    I’ll go on record saying that I feel very confident that we will get a result tomorrow. Go Loons!!!!

  • Scott Anthony Kerssen

    A minor historical correction: The Minnesota Thunder faced the Dallas Burn twice in their history. The first time was on April 9th, 1996 in a preseason match-up in Dallas where the Thunder racked up a 4-0 win, the first time a team from the USISL defeated an MLS team. The second time was a 2000 USOC match at the NSC on July 25th, where the Thunder lost 2-0 after going a man down in the 23rd minute.

    Extra Alumni Note: Former Thunder All-League midfielder Marco Ferruzzi (2003 & 2004) is currently an assistant coach for Dallas, a position he has held since his retirement from Minnesota in 2004. His duties also include overseeing the scouting of college and youth players for the club, including the staff preparations for the annual MLS Player Combine and SuperDraft.

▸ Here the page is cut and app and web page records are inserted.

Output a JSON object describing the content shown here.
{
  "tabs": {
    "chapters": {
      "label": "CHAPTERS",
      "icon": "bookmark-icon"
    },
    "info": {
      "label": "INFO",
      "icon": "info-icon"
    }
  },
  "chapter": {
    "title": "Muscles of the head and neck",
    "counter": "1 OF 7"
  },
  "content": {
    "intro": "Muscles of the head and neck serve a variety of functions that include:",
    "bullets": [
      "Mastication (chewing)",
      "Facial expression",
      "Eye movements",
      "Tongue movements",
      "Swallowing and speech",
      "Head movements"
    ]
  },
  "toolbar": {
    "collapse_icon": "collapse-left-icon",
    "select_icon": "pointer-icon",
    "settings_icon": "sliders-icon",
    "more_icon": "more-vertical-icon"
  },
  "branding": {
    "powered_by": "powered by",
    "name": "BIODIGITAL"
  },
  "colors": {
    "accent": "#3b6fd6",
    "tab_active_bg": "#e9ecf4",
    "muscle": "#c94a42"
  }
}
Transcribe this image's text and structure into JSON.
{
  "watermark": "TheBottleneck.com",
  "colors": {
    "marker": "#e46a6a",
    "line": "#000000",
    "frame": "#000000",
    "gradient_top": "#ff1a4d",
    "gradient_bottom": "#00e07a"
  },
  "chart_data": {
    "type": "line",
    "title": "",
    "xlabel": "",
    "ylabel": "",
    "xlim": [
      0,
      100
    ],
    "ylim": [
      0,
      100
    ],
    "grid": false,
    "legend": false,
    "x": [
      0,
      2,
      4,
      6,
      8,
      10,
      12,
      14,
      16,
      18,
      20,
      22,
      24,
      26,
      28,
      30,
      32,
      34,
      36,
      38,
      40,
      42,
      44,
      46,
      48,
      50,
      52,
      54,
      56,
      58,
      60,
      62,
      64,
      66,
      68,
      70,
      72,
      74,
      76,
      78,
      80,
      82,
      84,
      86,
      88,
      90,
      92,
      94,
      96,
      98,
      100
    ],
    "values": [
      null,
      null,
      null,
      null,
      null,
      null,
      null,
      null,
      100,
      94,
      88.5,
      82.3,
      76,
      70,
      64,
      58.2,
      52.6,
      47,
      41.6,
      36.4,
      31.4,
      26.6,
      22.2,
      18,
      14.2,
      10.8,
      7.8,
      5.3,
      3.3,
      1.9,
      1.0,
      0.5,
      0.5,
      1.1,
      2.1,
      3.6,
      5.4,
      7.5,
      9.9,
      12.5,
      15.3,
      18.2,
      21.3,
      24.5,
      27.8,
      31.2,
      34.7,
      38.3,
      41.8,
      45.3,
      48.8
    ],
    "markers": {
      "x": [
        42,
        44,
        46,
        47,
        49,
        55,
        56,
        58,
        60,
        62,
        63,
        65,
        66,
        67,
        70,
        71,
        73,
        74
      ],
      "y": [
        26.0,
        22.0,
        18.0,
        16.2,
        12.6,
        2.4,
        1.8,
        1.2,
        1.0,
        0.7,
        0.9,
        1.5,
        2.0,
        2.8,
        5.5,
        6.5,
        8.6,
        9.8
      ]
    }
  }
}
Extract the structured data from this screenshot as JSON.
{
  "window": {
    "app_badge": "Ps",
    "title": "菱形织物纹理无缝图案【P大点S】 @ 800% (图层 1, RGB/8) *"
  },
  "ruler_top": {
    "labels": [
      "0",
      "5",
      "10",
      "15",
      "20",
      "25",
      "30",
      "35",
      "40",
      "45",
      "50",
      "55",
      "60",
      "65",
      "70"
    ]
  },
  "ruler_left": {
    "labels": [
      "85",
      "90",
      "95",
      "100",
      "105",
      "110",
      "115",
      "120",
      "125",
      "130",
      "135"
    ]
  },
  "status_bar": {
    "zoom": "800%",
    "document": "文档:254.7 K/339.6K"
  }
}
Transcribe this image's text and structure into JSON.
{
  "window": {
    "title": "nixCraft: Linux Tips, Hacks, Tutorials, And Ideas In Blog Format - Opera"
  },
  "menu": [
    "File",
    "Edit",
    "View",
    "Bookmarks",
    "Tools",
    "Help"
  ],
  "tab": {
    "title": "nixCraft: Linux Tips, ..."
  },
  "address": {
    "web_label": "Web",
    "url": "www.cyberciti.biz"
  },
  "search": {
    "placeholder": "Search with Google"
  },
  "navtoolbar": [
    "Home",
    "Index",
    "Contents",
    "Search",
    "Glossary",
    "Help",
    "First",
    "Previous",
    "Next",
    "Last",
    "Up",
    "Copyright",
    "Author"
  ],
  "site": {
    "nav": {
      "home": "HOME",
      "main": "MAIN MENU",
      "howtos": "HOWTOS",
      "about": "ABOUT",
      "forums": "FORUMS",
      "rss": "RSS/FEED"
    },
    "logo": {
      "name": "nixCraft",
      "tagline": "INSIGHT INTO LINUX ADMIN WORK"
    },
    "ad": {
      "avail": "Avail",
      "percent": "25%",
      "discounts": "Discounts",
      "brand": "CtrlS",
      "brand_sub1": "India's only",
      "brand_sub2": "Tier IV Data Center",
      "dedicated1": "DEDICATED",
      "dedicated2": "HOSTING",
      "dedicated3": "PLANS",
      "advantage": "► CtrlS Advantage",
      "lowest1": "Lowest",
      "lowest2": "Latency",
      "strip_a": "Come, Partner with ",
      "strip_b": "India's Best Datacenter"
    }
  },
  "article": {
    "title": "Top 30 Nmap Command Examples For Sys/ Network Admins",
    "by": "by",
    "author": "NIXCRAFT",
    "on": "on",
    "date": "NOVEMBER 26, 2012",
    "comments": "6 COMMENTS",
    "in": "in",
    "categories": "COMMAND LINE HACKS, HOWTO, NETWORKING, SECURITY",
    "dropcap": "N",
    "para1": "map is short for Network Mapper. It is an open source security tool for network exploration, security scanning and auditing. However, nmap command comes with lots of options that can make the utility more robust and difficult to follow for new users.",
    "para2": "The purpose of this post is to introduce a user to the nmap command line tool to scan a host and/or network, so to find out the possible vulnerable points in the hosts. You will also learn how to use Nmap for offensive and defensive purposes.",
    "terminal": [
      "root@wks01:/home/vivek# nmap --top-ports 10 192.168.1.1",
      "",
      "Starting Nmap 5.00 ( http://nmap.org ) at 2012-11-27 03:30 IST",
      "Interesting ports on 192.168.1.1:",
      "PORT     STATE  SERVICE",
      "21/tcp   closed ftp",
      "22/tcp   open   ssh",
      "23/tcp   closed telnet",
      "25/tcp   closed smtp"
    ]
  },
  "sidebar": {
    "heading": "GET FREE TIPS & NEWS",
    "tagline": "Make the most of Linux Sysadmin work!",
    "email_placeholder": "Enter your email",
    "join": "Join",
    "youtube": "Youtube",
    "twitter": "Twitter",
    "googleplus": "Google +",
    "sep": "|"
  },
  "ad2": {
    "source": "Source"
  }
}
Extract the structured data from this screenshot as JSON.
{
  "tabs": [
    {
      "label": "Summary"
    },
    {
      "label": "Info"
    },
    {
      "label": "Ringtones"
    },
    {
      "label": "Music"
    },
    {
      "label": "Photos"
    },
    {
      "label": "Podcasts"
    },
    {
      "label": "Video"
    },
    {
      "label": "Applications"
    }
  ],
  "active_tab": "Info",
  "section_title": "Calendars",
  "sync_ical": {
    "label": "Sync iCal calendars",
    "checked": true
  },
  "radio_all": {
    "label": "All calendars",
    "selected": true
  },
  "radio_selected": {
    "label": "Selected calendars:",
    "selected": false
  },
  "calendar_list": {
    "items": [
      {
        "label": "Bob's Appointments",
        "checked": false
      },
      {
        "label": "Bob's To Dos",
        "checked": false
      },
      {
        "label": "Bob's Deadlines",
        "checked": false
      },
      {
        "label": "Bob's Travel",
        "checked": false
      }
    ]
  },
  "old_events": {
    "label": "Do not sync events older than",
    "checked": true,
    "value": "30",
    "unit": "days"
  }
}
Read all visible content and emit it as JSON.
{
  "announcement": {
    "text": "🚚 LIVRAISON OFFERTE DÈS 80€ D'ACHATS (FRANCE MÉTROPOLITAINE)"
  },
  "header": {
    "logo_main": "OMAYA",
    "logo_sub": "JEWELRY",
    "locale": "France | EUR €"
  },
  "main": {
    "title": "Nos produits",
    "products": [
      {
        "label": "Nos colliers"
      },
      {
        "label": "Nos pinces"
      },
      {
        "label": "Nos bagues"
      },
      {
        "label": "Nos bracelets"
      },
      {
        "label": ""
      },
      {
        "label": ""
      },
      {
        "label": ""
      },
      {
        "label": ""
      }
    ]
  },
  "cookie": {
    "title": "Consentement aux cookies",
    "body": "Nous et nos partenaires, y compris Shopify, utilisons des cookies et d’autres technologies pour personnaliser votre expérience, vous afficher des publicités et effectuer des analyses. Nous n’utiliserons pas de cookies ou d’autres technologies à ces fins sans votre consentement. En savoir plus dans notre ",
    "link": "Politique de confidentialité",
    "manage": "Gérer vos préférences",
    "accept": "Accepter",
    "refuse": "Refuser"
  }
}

    • nomadic loon

      Great stuff Scott! Also, going back more, the Kicks had a 9-7 record over the Dallas Tornado, who were a steady Central Division rival. The largest crowd against Dallas: 7 May 1978, 36,057 at Metropolitan Stadium in Bloomington. This was a regular season game. The Tornado were the longest surviving team in the NASL going 15 seasons. Ilija Mitic, Ken Cooper, George Ley, Jeff Bourne and a young Kyle Rote Jr… and coached by Ron Newman for most of those years.